How Do Astronauts ‘Poop’ In Space? NASA To Give $30,000 For Winning Solution

The National Aeronautics and Space Administration (NASA) is giving away $30,000 to anyone who can propose a “pooptacular” idea on how astronauts stationed in space can relieve themselves. The “Space Poop Challenge” calls for serious submissions as per a press release.

“NASA seeks proposed solutions for fecal, urine, and menstrual management systems to be used in the crew’s launch and entry suits over a continuous duration of up to 144 hours. An in-suit waste management system would be beneficial for contingency scenarios or for any long duration tasks.”

While the challenge sparked hilarious social media responses, the agency reminds readers that there are no toilets in space and that “while you may go about your life mostly unaffected by this, it is more of a challenge for our brave astronauts in their space suits. After all: when you gotta go, you gotta go. And sometimes you gotta go in a total vacuum.”

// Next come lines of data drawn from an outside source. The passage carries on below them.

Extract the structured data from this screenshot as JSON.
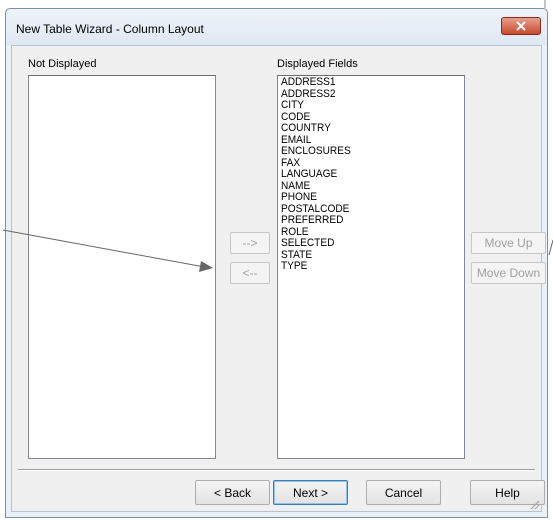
{
  "window": {
    "title": "New Table Wizard - Column Layout"
  },
  "not_displayed": {
    "label": "Not Displayed",
    "items": []
  },
  "displayed_fields": {
    "label": "Displayed Fields",
    "items": [
      "ADDRESS1",
      "ADDRESS2",
      "CITY",
      "CODE",
      "COUNTRY",
      "EMAIL",
      "ENCLOSURES",
      "FAX",
      "LANGUAGE",
      "NAME",
      "PHONE",
      "POSTALCODE",
      "PREFERRED",
      "ROLE",
      "SELECTED",
      "STATE",
      "TYPE"
    ]
  },
  "move_buttons": {
    "add_label": "-->",
    "remove_label": "<--"
  },
  "order_buttons": {
    "move_up_label": "Move Up",
    "move_down_label": "Move Down"
  },
  "footer": {
    "back_label": "< Back",
    "next_label": "Next >",
    "cancel_label": "Cancel",
    "help_label": "Help"
  },
  "colors": {
    "close_button": "#c64a2f",
    "frame": "#eaf0f8",
    "client": "#f0f0f0"
  }
}
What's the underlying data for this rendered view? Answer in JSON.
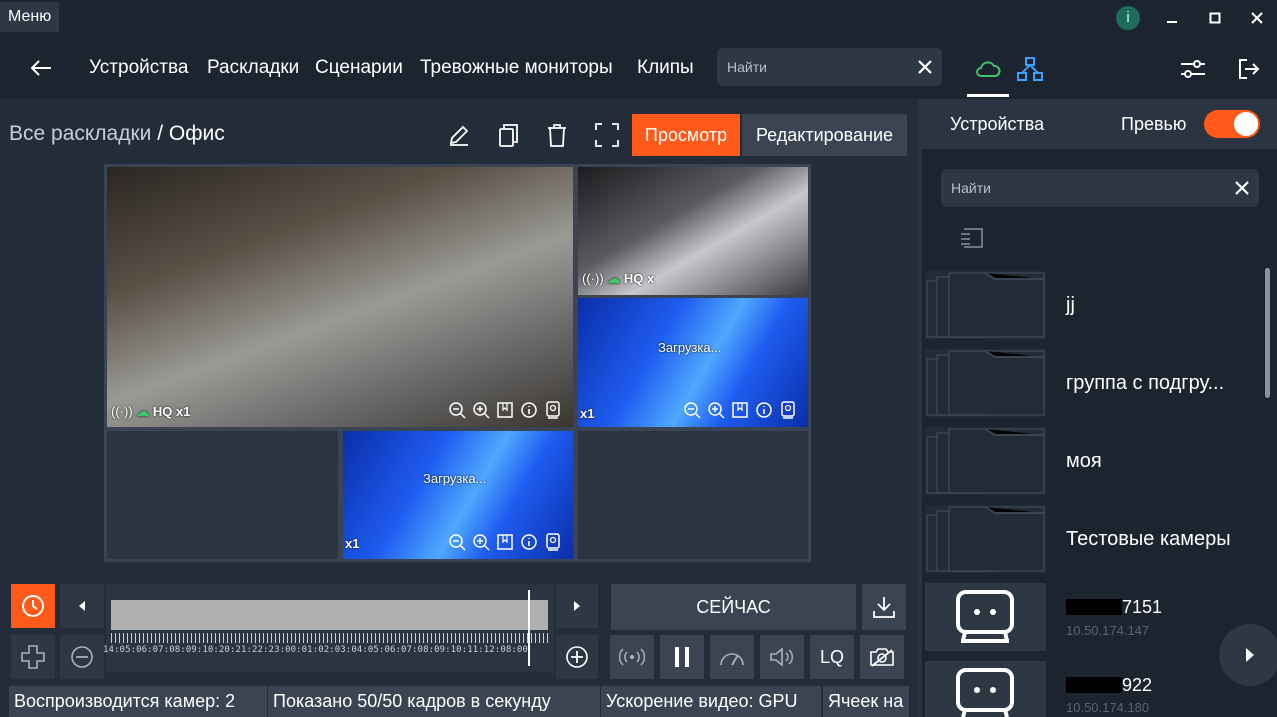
{
  "window": {
    "menu_label": "Меню",
    "info_glyph": "i"
  },
  "nav": {
    "items": [
      "Устройства",
      "Раскладки",
      "Сценарии",
      "Тревожные мониторы",
      "Клипы"
    ],
    "search_placeholder": "Найти"
  },
  "breadcrumb": {
    "root": "Все раскладки",
    "separator": " / ",
    "current": "Офис"
  },
  "mode": {
    "view_label": "Просмотр",
    "edit_label": "Редактирование"
  },
  "cells": {
    "main_quality": "HQ x1",
    "small_quality": "HQ x",
    "loading": "Загрузка...",
    "speed": "x1"
  },
  "timeline": {
    "times": "14:05:06:07:08:09:10:20:21:22:23:00:01:02:03:04:05:06:07:08:09:10:11:12:08:00",
    "now_label": "СЕЙЧАС",
    "quality_label": "LQ"
  },
  "status": {
    "cameras": "Воспроизводится камер: 2",
    "frames": "Показано 50/50 кадров в секунду",
    "accel": "Ускорение видео: GPU",
    "cells": "Ячеек на"
  },
  "right_panel": {
    "tab_label": "Устройства",
    "preview_label": "Превью",
    "preview_on": true,
    "search_placeholder": "Найти",
    "folders": [
      "jj",
      "группа с подгру...",
      "моя",
      "Тестовые камеры"
    ],
    "cameras": [
      {
        "name_suffix": "7151",
        "ip": "10.50.174.147"
      },
      {
        "name_suffix": "922",
        "ip": "10.50.174.180"
      }
    ]
  },
  "colors": {
    "accent": "#ff5a1a",
    "background": "#1c2430",
    "cloud_green": "#3ec46d",
    "network_blue": "#3aa0ff"
  }
}
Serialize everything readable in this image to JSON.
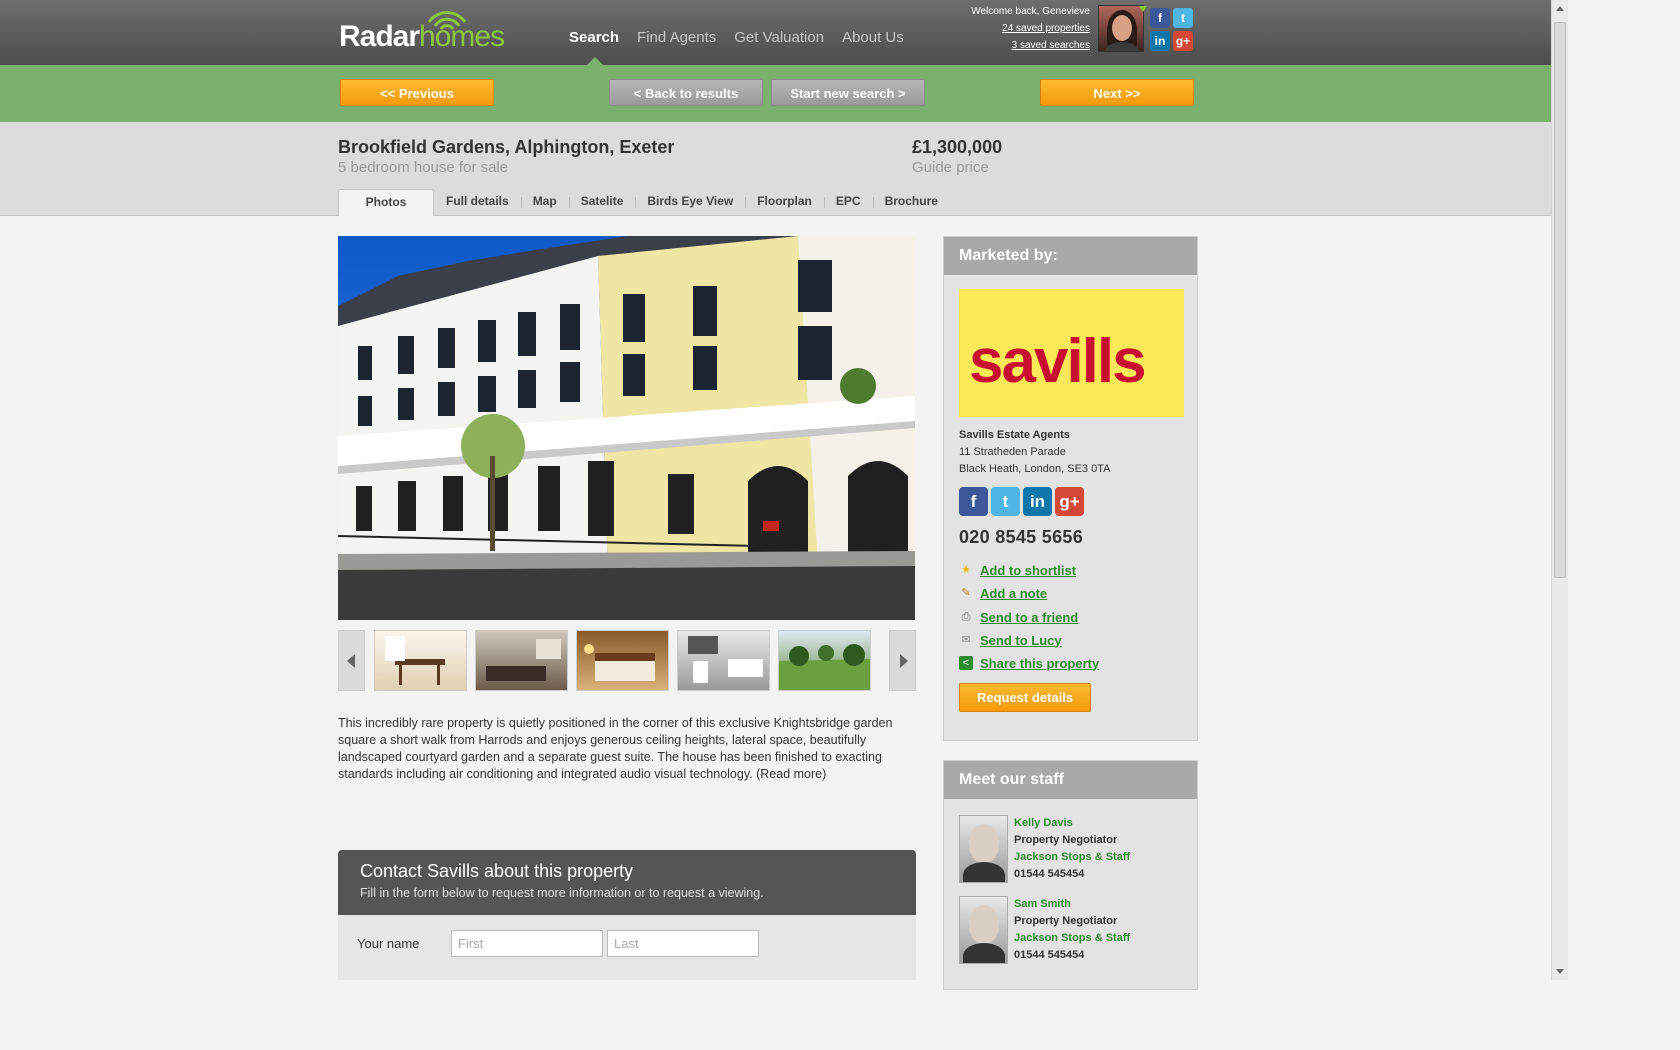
{
  "header": {
    "logo_part1": "Radar",
    "logo_part2": "homes",
    "nav": [
      "Search",
      "Find Agents",
      "Get Valuation",
      "About Us"
    ],
    "welcome": "Welcome back, Genevieve",
    "saved_properties": "24 saved properties",
    "saved_searches": "3 saved searches",
    "social_icons": [
      "facebook-icon",
      "twitter-icon",
      "linkedin-icon",
      "googleplus-icon"
    ]
  },
  "actionbar": {
    "previous": "<< Previous",
    "back_to_results": "< Back to results",
    "start_new_search": "Start new search >",
    "next": "Next >>"
  },
  "property": {
    "title": "Brookfield Gardens, Alphington, Exeter",
    "subtitle": "5 bedroom house for sale",
    "price": "£1,300,000",
    "price_label": "Guide price",
    "tabs": [
      "Photos",
      "Full details",
      "Map",
      "Satelite",
      "Birds Eye View",
      "Floorplan",
      "EPC",
      "Brochure"
    ],
    "description": "This incredibly rare property is quietly positioned in the corner of this exclusive Knightsbridge garden square a short walk from Harrods and enjoys generous ceiling heights, lateral space, beautifully landscaped courtyard garden and a separate guest suite. The house has been finished to exacting standards including air conditioning and integrated audio visual technology. (Read more)"
  },
  "contact": {
    "heading": "Contact Savills about this property",
    "subheading": "Fill in the form below to request more information or to request a viewing.",
    "name_label": "Your name",
    "first_placeholder": "First",
    "last_placeholder": "Last"
  },
  "agent": {
    "panel_title": "Marketed by:",
    "logo_text": "savills",
    "name": "Savills Estate Agents",
    "address1": "11 Stratheden Parade",
    "address2": "Black Heath, London, SE3 0TA",
    "phone": "020 8545 5656",
    "actions": [
      "Add to shortlist",
      "Add a note",
      "Send to a friend",
      "Send to Lucy",
      "Share this property"
    ],
    "request_button": "Request details"
  },
  "staff": {
    "panel_title": "Meet our staff",
    "members": [
      {
        "name": "Kelly Davis",
        "role": "Property Negotiator",
        "company": "Jackson Stops & Staff",
        "phone": "01544 545454"
      },
      {
        "name": "Sam Smith",
        "role": "Property Negotiator",
        "company": "Jackson Stops & Staff",
        "phone": "01544 545454"
      }
    ]
  },
  "colors": {
    "green_bar": "#7bb16e",
    "orange_button": "#f5a414",
    "link_green": "#2e8b2e",
    "savills_yellow": "#fbe95a",
    "savills_red": "#c8102e"
  }
}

Before launching the Space Poop Challenge, astronauts have used highly absorbent adult diapers, but these do not necessarily solve the problem for they are only good for a day. Aspiring contestants must think of a poop system that will not only hold 75 grams of fecal mass per astronaut each day but also 1 liter of urine. It should also hold 80 milliliters of menstrual fluid.

The proposed system must function regardless of the crew members’ movements in their space suit. While the system might be sophisticated, the astronauts’ set up time should take no longer than five minutes. Most importantly, the system must last for six days without compromising the health, safety, and comfort of NASA’s crew members.

The Space Poop Challenge was launched for long-term space missions. Innovators must design their solutions based on the astronaut’s Modified Advanced Crew Escape Suit (MACES) which is meant for longer duration in the space as opposed to its ACES counterpart. NASA’s press release provides a background on MACES.

An astronaut’s way of living has always been considered baffling. The search engine alone will yield various inquiries from curious minds – how do astronauts sleep, bathe, eat, and even wash the dishes.

Italian astronaut Samantha Cristoforetti produced a video “tutorial” on how to use the restroom when you’re up on the International Space Station. Due to the astronaut’s weightlessness once in space, a suction plays a significant role.

The Orbital Outhouse Team member revealed that the seated space toilet comes with a fan that creates the suction. The absorbed waste then goes in a plastic bag which astronauts would insert into a waste container. The container is replaced every 10 days. Samantha said that the case is different for urine because it gets recycled.

Astronauts undergo a special training on how to use the toilet in space since they don’t really get to sit because of the weightlessness. In the 1960s, pooping in space was way tougher because astronauts relied on fecal collection bags that were attached to skin by adhesives. The process takes up to an hour.

NASA Astronaut on a mission
In this NASA handout, mission specialist, Astronaut Stephen K. Robinson, is anchored to a foot restraint on the International Space Station's Canadarm2 robotic arm, during his space walk to repair the underside of the space shutttle Discovery [Image by NASA via Getty Images]

With the help of the Space Poop Challenge, NASA hopes that pooping for their astronauts won’t be as burdensome anymore. NASA will grant one winner the generous cash prize. The entries will be judged based on nine factors including Soundness and Technical Readiness of the Design, Gas Conservation, Health and Safety, Suit Integrity, Speed, Ease of Use/Constraints, Comfort, Ease of Incorporation, and Other Benefits.

The agency will implement the winning solution in the next three or four years. Further specifications are outlined on the Hero X website. There is also a forum on the site that allows people to discuss ideas and ask clarifications about the mechanics. Submissions are accepted until December 20 while NASA will announce the winning entry on January 31, 2017.

[Featured Image by NASA/Getty Images]